**RECORDS SUPPLIED:**
= Beginning of Section =
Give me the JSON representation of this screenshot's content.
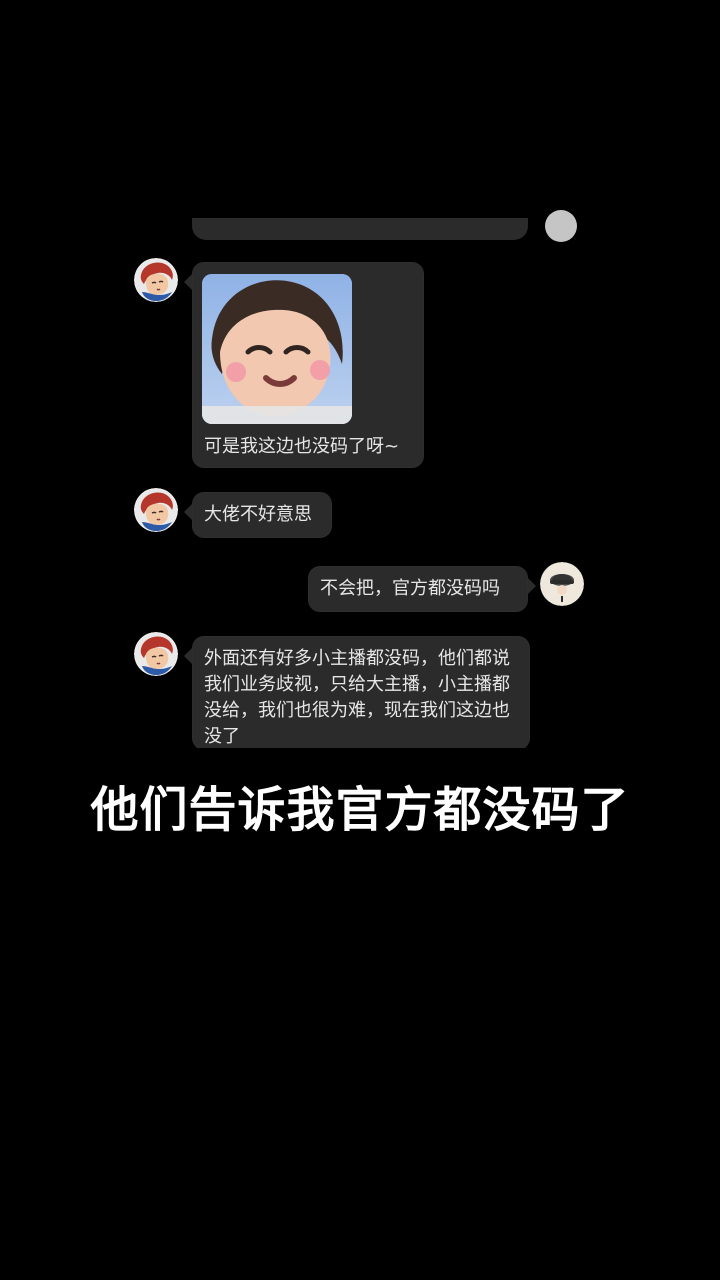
{
  "messages": [
    {
      "sender": "other",
      "image": "baby-face-sticker",
      "text": "可是我这边也没码了呀~"
    },
    {
      "sender": "other",
      "text": "大佬不好意思"
    },
    {
      "sender": "self",
      "text": "不会把，官方都没码吗"
    },
    {
      "sender": "other",
      "text": "外面还有好多小主播都没码，他们都说我们业务歧视，只给大主播，小主播都没给，我们也很为难，现在我们这边也没了"
    }
  ],
  "caption": "他们告诉我官方都没码了",
  "colors": {
    "background": "#000000",
    "bubble": "#2b2b2b",
    "text": "#e6e6e6",
    "caption": "#ffffff"
  },
  "icons": {
    "other_avatar": "anime-girl-red-hair-avatar",
    "self_avatar": "bowler-hat-avatar"
  }
}
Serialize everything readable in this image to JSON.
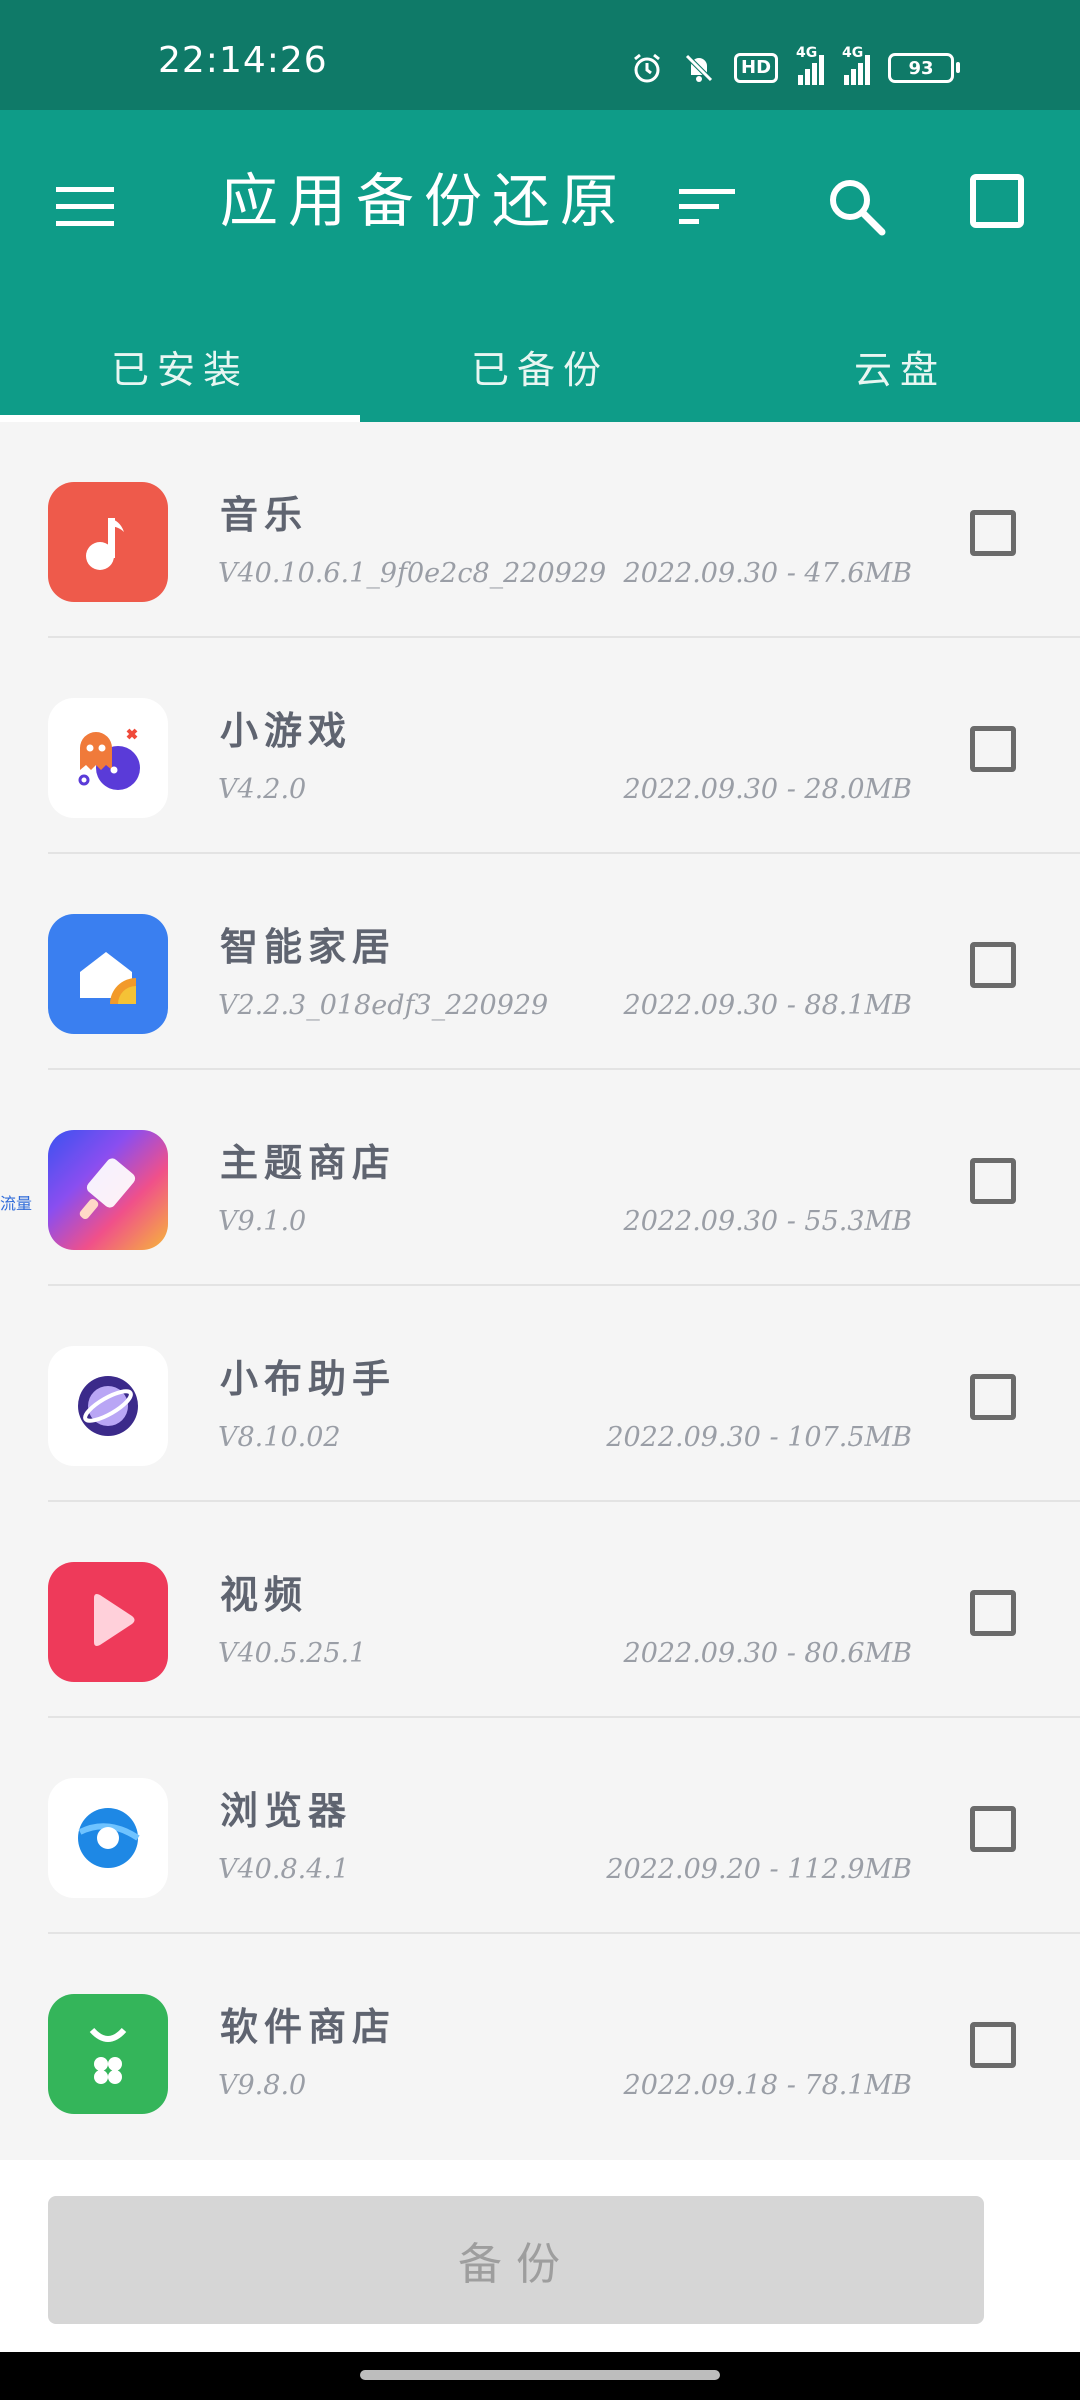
{
  "status_bar": {
    "time": "22:14:26",
    "battery": "93",
    "hd_label": "HD",
    "network_label_1": "4G",
    "network_label_2": "4G",
    "icons": [
      "alarm-icon",
      "mute-icon",
      "hd-icon",
      "signal-4g-icon",
      "signal-4g-icon",
      "battery-icon"
    ]
  },
  "app_bar": {
    "title": "应用备份还原",
    "menu_icon": "menu-icon",
    "sort_icon": "sort-icon",
    "search_icon": "search-icon",
    "select_all_icon": "checkbox-icon",
    "background": "#0e9c88"
  },
  "tabs": [
    {
      "label": "已安装",
      "active": true
    },
    {
      "label": "已备份",
      "active": false
    },
    {
      "label": "云盘",
      "active": false
    }
  ],
  "apps": [
    {
      "name": "音乐",
      "version": "V40.10.6.1_9f0e2c8_220929",
      "meta": "2022.09.30 - 47.6MB",
      "icon": "music-note-icon",
      "color": "#ee5a4b"
    },
    {
      "name": "小游戏",
      "version": "V4.2.0",
      "meta": "2022.09.30 - 28.0MB",
      "icon": "game-icon",
      "color": "#ffffff"
    },
    {
      "name": "智能家居",
      "version": "V2.2.3_018edf3_220929",
      "meta": "2022.09.30 - 88.1MB",
      "icon": "smart-home-icon",
      "color": "#3a7ff0"
    },
    {
      "name": "主题商店",
      "version": "V9.1.0",
      "meta": "2022.09.30 - 55.3MB",
      "icon": "theme-brush-icon",
      "color": "#6a5cf0"
    },
    {
      "name": "小布助手",
      "version": "V8.10.02",
      "meta": "2022.09.30 - 107.5MB",
      "icon": "planet-icon",
      "color": "#ffffff"
    },
    {
      "name": "视频",
      "version": "V40.5.25.1",
      "meta": "2022.09.30 - 80.6MB",
      "icon": "play-icon",
      "color": "#ee3a5a"
    },
    {
      "name": "浏览器",
      "version": "V40.8.4.1",
      "meta": "2022.09.20 - 112.9MB",
      "icon": "browser-icon",
      "color": "#ffffff"
    },
    {
      "name": "软件商店",
      "version": "V9.8.0",
      "meta": "2022.09.18 - 78.1MB",
      "icon": "store-bag-icon",
      "color": "#34b55a"
    }
  ],
  "side_tag": "流量",
  "backup_button": "备份"
}
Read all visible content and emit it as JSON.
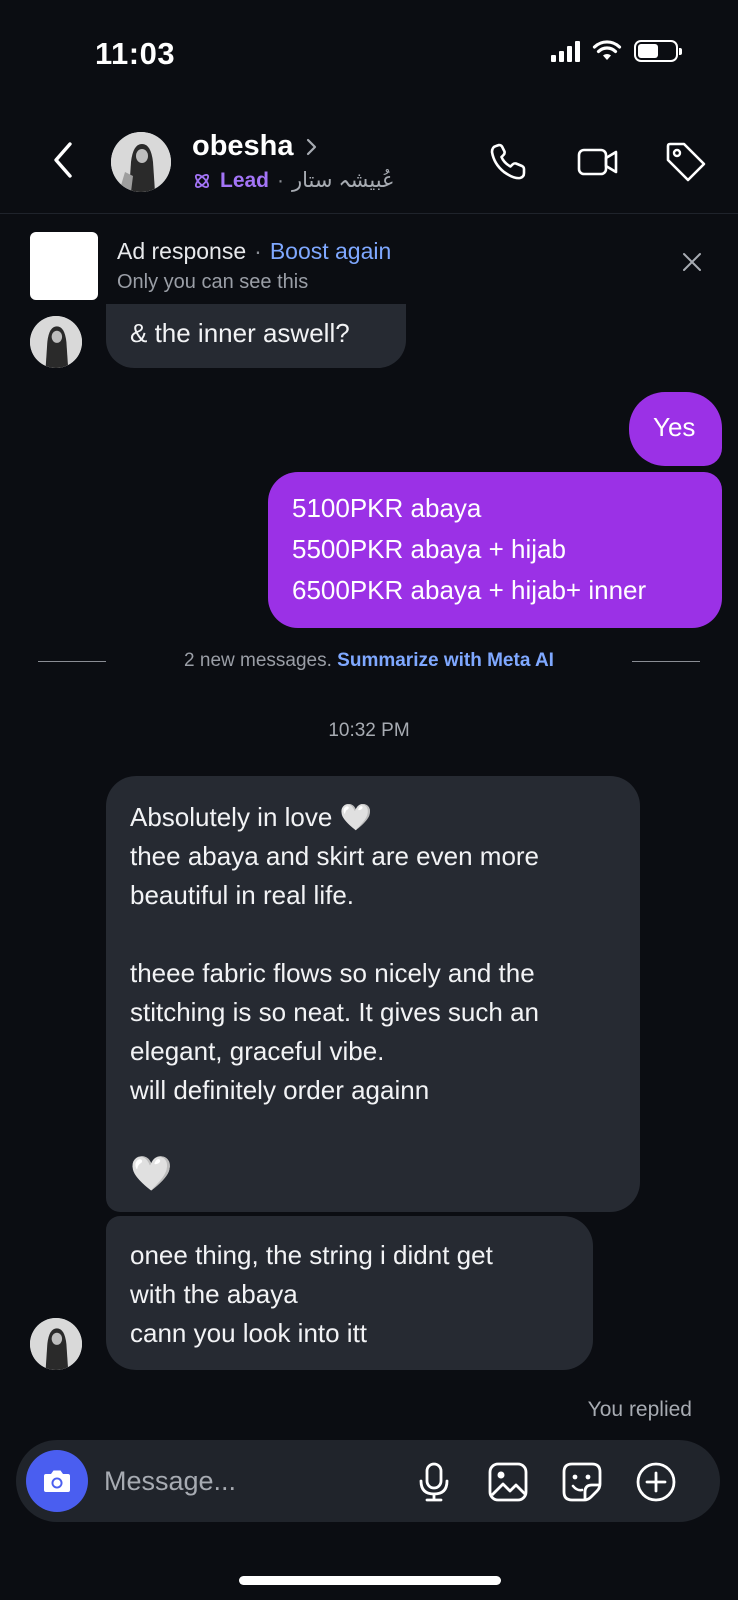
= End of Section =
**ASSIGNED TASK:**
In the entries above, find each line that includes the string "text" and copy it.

**RESULT OF THIS TASK:**
      "text": "可是我这边也没码了呀~"
      "text": "大佬不好意思"
      "text": "不会把，官方都没码吗"
      "text": "外面还有好多小主播都没码，他们都说我们业务歧视，只给大主播，小主播都没给，我们也很为难，现在我们这边也没了"
    "text": "#e6e6e6",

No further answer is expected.